Stanback eager to compete
DAVE BOLING; STAFF WRITER
RENTON – Adding another free agent to a Seahawks roster already bulging with wide receivers doesn’t exactly require the breaking into regularly scheduled programming to report the news.
But Isaiah Stanback is not just another Kole Heckendorf or one of the other hopefuls in the gang of 15 receivers suiting up these days for the Seahawks in offseason training sessions.
Yes, Stanback faces odds as long as many of the others, because the team might keep only five or six when the season rolls around.
Stanback is a story for now, though, because he’s coming home as an evolved player and because he offers some physical attributes that coach Pete Carroll sees as extremely rare.
As coach at USC, Carroll watched Stanback when he was a promising recruit from Garfield High School, and Carroll sweated out a narrow win in 2006 when Stanback quarterbacked the Washington Huskies against his Trojans.
When Stanback was cut by New England recently, Carroll wanted to take an even closer look at how far he’s come in his conversion to wide receiver. On Tuesday, Stanback was on the field with the Seahawks, trying to acclimate to a new team and scheme.
“I’ve had great respect for his ability, his all-around athleticism,” Carroll said. “He has terrific speed and explosion.”
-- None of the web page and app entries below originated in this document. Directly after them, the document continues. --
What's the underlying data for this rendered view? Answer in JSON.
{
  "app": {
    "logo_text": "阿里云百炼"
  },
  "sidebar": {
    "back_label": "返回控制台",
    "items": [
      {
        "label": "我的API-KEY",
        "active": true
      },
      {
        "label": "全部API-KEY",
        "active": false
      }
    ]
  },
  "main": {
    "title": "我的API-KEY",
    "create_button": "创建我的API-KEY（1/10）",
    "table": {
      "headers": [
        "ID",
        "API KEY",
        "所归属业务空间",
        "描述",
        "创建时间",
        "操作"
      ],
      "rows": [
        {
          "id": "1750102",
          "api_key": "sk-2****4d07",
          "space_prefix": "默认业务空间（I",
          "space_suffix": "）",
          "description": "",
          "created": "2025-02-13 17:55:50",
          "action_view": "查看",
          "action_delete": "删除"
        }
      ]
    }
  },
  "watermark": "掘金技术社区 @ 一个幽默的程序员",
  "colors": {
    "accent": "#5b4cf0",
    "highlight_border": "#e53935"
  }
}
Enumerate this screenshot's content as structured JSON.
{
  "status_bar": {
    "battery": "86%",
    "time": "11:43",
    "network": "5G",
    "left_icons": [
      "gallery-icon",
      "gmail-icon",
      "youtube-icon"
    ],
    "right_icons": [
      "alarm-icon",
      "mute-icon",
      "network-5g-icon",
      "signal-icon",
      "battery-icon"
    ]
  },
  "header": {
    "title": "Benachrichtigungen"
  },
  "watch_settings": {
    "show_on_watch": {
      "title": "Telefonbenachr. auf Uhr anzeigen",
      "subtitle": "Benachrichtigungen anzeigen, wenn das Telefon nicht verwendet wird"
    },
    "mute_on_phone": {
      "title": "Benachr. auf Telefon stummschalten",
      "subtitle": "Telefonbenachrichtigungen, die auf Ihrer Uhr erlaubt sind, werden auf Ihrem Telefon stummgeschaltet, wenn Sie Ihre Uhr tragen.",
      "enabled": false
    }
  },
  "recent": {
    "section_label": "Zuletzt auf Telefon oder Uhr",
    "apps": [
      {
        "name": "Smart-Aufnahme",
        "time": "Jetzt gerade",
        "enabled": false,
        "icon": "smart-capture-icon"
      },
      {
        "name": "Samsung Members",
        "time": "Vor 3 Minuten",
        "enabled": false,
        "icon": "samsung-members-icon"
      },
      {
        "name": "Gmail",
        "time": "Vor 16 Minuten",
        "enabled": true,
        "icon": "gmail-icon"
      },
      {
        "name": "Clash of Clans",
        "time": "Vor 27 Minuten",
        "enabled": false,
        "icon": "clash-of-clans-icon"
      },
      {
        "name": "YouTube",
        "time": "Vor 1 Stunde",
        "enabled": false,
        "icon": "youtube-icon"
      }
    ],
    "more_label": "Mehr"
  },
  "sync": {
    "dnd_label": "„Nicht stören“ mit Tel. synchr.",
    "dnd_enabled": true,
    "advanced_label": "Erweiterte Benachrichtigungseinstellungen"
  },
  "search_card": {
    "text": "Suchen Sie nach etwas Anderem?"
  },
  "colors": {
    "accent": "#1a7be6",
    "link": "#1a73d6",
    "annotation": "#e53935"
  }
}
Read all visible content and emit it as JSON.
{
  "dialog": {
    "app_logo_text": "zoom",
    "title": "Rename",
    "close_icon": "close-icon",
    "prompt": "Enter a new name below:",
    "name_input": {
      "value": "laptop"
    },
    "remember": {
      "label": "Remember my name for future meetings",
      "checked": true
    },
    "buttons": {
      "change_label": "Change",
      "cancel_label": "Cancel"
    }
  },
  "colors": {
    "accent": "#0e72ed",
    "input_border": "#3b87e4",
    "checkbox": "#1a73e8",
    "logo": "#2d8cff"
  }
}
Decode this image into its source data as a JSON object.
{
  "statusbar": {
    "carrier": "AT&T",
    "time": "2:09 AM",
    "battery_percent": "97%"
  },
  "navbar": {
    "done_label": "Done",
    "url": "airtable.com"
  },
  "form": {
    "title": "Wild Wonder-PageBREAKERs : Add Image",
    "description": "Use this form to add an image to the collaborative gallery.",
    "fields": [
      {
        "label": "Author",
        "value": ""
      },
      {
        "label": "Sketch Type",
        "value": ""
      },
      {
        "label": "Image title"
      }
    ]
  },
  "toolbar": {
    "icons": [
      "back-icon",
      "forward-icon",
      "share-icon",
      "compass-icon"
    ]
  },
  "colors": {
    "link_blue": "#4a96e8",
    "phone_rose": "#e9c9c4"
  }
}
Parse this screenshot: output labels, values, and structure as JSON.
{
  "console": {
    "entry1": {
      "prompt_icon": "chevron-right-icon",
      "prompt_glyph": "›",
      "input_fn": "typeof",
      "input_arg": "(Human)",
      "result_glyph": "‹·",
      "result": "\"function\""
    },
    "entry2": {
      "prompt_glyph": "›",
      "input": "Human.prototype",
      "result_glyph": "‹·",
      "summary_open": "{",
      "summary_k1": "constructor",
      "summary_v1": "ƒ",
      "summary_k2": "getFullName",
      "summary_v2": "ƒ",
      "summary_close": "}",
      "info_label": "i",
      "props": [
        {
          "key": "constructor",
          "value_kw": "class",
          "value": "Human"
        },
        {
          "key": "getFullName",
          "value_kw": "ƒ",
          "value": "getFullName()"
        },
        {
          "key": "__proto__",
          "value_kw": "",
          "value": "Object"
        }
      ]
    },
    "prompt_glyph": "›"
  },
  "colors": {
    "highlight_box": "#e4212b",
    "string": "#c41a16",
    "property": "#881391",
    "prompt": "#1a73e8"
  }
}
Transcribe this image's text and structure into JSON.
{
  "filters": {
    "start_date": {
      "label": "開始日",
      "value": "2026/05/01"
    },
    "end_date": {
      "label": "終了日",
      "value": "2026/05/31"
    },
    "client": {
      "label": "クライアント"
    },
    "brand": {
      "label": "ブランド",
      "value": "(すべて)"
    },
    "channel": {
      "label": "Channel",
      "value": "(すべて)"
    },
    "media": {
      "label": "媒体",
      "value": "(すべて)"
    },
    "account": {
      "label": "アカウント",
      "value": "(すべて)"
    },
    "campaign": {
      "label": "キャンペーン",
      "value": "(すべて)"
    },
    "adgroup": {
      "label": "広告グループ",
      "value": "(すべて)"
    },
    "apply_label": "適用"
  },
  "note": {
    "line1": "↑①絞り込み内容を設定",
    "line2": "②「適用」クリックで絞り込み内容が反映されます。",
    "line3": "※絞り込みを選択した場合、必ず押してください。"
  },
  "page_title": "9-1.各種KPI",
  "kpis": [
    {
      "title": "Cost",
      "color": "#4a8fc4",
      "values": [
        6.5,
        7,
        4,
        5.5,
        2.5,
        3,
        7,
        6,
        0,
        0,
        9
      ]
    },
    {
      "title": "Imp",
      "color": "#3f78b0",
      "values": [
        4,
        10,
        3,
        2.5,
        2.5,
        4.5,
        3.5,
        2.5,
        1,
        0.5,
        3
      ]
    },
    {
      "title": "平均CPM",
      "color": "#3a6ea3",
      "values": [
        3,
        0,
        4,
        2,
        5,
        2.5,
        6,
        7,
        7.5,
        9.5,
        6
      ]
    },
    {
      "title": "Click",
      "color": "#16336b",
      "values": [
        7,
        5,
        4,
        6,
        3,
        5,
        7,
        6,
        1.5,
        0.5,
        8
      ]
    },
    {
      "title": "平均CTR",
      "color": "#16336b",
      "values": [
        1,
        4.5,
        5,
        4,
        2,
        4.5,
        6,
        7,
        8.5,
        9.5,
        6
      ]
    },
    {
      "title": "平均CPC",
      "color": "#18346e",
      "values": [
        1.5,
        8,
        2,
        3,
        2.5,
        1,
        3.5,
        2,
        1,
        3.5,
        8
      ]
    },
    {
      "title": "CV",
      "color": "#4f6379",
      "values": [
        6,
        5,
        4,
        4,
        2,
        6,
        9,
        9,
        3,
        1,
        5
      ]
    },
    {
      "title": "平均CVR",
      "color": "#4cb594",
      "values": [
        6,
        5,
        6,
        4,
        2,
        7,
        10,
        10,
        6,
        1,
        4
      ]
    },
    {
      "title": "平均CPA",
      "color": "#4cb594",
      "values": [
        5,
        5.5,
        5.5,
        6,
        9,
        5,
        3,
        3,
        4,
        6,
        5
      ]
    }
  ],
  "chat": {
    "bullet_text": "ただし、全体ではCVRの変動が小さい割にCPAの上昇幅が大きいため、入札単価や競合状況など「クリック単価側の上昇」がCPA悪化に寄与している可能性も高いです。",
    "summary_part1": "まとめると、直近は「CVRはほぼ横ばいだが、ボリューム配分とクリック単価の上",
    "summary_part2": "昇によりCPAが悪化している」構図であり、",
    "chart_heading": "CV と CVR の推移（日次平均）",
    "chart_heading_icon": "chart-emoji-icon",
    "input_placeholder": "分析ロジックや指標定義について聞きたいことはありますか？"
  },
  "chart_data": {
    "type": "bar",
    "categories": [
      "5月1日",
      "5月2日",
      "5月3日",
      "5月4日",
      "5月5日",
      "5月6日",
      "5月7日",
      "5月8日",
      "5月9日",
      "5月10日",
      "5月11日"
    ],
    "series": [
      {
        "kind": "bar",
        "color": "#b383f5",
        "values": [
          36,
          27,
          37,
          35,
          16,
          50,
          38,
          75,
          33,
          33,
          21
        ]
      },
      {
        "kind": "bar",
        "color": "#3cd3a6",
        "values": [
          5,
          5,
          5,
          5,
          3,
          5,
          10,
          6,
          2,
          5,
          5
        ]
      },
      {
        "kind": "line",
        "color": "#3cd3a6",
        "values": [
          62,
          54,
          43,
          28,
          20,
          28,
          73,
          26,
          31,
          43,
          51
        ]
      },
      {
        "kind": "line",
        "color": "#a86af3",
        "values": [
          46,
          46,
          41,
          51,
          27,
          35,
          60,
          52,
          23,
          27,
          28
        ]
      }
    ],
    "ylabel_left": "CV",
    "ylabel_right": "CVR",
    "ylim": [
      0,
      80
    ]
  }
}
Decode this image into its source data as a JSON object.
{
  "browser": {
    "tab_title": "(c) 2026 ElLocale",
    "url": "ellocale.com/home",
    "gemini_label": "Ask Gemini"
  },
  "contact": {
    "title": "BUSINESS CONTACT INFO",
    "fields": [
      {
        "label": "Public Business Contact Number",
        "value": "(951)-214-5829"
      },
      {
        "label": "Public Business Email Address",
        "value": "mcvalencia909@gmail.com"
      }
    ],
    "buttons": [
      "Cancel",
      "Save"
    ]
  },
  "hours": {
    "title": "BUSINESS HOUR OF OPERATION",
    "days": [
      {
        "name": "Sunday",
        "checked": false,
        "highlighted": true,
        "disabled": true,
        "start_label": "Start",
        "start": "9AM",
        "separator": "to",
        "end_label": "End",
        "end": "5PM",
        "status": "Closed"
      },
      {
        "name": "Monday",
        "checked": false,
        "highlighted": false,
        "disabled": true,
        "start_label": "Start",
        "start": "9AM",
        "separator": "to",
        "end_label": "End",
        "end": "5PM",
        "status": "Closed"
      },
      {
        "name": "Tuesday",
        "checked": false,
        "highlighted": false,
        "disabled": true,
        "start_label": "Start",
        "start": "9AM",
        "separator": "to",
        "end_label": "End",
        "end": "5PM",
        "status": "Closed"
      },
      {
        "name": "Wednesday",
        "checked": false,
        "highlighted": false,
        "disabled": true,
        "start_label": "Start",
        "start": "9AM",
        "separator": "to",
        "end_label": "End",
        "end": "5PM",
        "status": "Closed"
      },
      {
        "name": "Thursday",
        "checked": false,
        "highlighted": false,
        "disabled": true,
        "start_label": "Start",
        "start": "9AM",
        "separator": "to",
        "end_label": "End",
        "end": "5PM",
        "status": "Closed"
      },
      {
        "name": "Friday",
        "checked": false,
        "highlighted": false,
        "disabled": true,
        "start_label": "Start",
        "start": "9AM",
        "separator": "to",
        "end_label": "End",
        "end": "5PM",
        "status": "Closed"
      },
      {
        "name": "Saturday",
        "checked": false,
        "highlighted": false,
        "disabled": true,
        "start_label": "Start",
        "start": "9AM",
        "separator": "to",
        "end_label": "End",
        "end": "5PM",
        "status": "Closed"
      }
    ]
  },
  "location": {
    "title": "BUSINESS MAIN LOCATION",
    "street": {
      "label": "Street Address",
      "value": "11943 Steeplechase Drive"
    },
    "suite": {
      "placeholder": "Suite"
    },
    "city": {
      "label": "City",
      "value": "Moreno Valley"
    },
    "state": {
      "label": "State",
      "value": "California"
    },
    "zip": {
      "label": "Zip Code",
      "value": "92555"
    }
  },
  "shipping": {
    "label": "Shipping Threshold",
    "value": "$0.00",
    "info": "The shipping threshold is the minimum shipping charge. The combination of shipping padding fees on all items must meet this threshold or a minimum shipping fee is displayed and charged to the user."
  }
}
Stanback’s speed has attracted coaches for years. He once placed fifth in the Pacific-10 Conference 100-meter finals. Surely, it was a factor when Dallas used a fourth-round draft pick on him and envisioned him as a secondary-stretching wideout.
But Carroll tossed out an intriguing teaser when asked about Stanback on Tuesday.
“He can offer some help to do some things if we needed it at the quarterback spot to salvage a few situations,” Carroll said, adding that he was “anxious to see what he offers us.”
The Hawks already have three quarterbacks on the depth chart, but Carroll’s comment suggests that he might see Stanback as a possible “Wildcat” quarterback on occasion.
Stanback also has shown that he can return kicks in the league.
But he knows that if he makes the team, it will be in the primary role as receiver. And, in that regard, he’s still on the steep part of the learning curve.
“It’s taken some time, and I’m still learning, obviously, and I’ve still got a lot to learn,” Stanback said. “I’ve tried to pick up as much as I can along the way from the coaching staff and guys I’ve played with … trying to get better every day.”
It might seem that all of his experience at quarterback would aid his transition to receiver, but Stanback said there’s been surprisingly little carryover.
“It’s a totally different perspective on the field,” he said. “You’re not in the center of the field anymore, you’re on the outside looking in. The defenses don’t look at all the same. There really isn’t a lot of correlation.”
When Stanback entered the league, he was getting over foot surgery, and he has had a shoulder injury to overcome as well. In two seasons with Dallas and last season in New England, he has appeared in 16 games, catching five passes and returning 14 kicks.
As he’s discovered, even the best speed doesn’t always translate to getting open as a receiver.
“Footwork,” he said when asked about the most important part of his new position. “There’s so much technique to learn about being a receiver, and it’s based on what the defense presents. There’s a lot of thinking. There’s footwork and timing and learning the relationship with the quarterback. Most of the best receivers who played the game haven’t been the fastest guys.”
To find himself out of work and then suddenly land with his hometown team was surreal, he said.
But he doesn’t have time to celebrate. He said he’s spending long days studying the playbook to learn an “entirely new system.”
What he is not bothering to study is the length of the depth chart. Or the odds of his hooking on with the Seahawks for good.
“It’s competition,” he said. “It doesn’t matter if there’s six other guys or 20, it’s the same thing, coming out and doing the things you’re supposed to do. Whoever can do the most to help the team win are the ones who are going to stay around.”
Dave Boling: 253-597-8440 email@example.com